Hi. Barb here, feeling nostalgic about mystery games.
When I was a kid, my family wouldn’t play Clue with me. I always won. The story became family lore and got spun a couple of different ways. I always contended they wouldn’t play with me. My mother claimed I gave up playing with them because it was too easy. Either way, perhaps my future as a mystery writer was foretold.
It was not until I was a grown-up with kids of my own that I discovered the ultimate mystery game: Sherlock Holmes, Consulting Detective. When our kids were small, Bill and I used to vacation with another couple, and once we had wrestled the three, and later four kids to bed, we played this game every single night.
The game, which was published in 1981, had the best game board ever. A map of London. To this day, huge swaths of my London geography knowledge hark back to what I learned playing this game.
The players in the game are the Baker Street Irregulars, personified by Wiggins. At the beginning of the game Sherlock gathers you and gives you the case, which is contained, along with all the clues, in a big brown notebook.
The players take turns moving around London and collecting clues. You might start at the scene of the crime, or go Scotland Yard to find out what they’ll tell you. You interview witnesses, who lead you to others with information and suspects. There’s a newspaper for each day of the case, where you can read reports of what’s happened, but also check the advertisements, personal ads and articles that at first seem unrelated. If you are stuck and suspect has an international angle, you might consult with Mycroft. Or maybe hang around the Inns of Court and hear what the gossip is.
The game is completely collaborative. Everyone hears every clue. You are working together to solve the case. There are no dice or spinners or spaces to count, so there is no luck involved at all. You determine where you want to go and in what order.
We would play for hours, often interrupted by encore appearances by our offspring. One memorable night the five-year-old appeared on the balcony ringing the two story living room to announce, “Mom! Dad! My heart’s stopped beating!” Reassured that his heart had certainly not stopped beating, he was led off again to bed.
Together the players decide when they are ready to name the suspect and provide their theory of the case.

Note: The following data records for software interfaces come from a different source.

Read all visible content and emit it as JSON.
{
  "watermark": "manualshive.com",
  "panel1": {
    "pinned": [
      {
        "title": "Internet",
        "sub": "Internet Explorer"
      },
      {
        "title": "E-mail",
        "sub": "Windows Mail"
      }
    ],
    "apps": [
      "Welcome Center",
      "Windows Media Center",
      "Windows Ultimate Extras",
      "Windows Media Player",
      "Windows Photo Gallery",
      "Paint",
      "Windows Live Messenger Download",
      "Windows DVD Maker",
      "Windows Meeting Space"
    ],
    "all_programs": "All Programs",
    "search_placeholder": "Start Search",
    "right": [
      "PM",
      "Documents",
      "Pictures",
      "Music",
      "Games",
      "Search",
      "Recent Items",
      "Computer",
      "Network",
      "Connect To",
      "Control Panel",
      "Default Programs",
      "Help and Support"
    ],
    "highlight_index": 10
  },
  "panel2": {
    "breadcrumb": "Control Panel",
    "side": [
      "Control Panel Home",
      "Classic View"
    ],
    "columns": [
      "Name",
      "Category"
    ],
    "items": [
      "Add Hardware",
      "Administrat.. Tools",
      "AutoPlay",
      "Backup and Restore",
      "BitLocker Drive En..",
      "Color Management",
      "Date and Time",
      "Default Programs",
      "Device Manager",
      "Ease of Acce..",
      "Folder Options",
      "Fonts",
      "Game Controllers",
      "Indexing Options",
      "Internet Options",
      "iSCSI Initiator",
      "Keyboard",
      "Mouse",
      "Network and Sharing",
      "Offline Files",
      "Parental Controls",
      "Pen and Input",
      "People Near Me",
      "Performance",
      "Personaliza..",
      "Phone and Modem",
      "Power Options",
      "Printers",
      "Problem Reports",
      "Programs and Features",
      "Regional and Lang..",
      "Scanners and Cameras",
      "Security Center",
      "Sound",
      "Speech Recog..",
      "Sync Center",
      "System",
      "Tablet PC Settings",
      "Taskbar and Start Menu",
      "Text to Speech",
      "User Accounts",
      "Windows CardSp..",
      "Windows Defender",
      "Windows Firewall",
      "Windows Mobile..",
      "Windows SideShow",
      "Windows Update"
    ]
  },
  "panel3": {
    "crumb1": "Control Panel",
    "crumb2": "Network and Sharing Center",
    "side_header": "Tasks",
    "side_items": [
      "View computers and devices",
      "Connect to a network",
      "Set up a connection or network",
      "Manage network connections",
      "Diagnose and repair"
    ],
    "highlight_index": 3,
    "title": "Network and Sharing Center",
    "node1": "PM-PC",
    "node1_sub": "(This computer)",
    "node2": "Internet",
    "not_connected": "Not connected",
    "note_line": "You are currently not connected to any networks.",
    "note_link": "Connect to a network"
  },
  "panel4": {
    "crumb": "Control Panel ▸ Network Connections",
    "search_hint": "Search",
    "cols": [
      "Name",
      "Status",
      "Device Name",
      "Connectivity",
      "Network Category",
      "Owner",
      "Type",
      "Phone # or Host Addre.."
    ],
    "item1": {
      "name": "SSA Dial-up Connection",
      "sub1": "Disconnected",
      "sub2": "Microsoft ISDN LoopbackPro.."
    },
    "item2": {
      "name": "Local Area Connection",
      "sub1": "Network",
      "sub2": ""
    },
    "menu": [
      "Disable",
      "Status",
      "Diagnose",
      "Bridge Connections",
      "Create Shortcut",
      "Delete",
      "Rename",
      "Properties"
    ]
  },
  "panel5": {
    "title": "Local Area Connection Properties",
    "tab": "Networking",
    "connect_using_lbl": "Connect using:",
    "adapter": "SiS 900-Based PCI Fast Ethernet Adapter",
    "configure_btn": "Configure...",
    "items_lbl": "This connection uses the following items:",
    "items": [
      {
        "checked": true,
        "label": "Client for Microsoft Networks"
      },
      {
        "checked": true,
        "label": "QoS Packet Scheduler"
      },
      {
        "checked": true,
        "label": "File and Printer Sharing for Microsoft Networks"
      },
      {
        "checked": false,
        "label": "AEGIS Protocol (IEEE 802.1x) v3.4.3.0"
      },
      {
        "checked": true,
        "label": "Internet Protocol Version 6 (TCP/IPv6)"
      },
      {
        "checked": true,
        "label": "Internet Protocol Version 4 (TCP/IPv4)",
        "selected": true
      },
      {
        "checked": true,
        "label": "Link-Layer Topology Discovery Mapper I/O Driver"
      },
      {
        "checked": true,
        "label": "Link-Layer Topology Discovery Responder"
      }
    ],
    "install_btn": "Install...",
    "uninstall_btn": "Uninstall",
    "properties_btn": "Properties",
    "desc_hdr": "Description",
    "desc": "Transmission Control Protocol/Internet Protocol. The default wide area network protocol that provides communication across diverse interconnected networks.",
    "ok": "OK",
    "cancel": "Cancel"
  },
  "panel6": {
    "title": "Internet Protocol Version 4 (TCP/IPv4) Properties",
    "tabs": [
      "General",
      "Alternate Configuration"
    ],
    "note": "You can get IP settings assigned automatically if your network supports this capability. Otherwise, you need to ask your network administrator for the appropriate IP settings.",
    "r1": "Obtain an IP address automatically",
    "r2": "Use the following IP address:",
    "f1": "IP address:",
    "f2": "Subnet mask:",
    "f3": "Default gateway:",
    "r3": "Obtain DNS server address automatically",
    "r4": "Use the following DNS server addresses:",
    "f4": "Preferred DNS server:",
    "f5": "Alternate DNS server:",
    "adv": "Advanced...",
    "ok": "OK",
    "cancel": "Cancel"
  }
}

Then you answer eight to ten questions, comparing your solution to Sherlock’s. The trick is to know when enough is enough, when you have enough clues to make the intuitive leaps required to construct the right solution.
The game later had extensions, additional cases and boards. Even later, it became a video game, but we never followed it there. To me, it’s just happy memories of long summer nights, relaxing with good friends.
Do you have a favorite mystery game? Any other Sherlock players out there?
There’s a game I played when I was visiting relatives, but unfortunately I can’t remember the name, only that it took place on an island, and one of the players was committing the murders and the others had to figure out which one it was. As I recall, the murderer had to kill a certain number of people, then succeed in getting off the island before the others figured it out.
Ooh, Sandra, that sounds intriguing. I wonder if we can figure it out. Readers-does this game sound familiar?
The Sherlock Holmes games sounds fascinating. Not that I’d be any good at it. Monopoly is about as complex as I get. On the other hand . . . there’s a map.
I think I had a Nancy Drew game once. I don’t remember much about it, though.
I have a vague memory of a Nancy Drew game, too, Kaitlyn.
I have to say that now that the kids are grown, it’s mostly Scrabble, poker and Monopoly.
I never heard of this game before, but it sounds like one that I would have loved playing with family and friends! I wish I had a copy of it now. It would be great for holiday get-togethers, especially for a group of mystery, and especially Sherlock, lovers like us.
Sadly, Reine, it is out-of-print, though still frequently available on Ebay, Amazon and the like.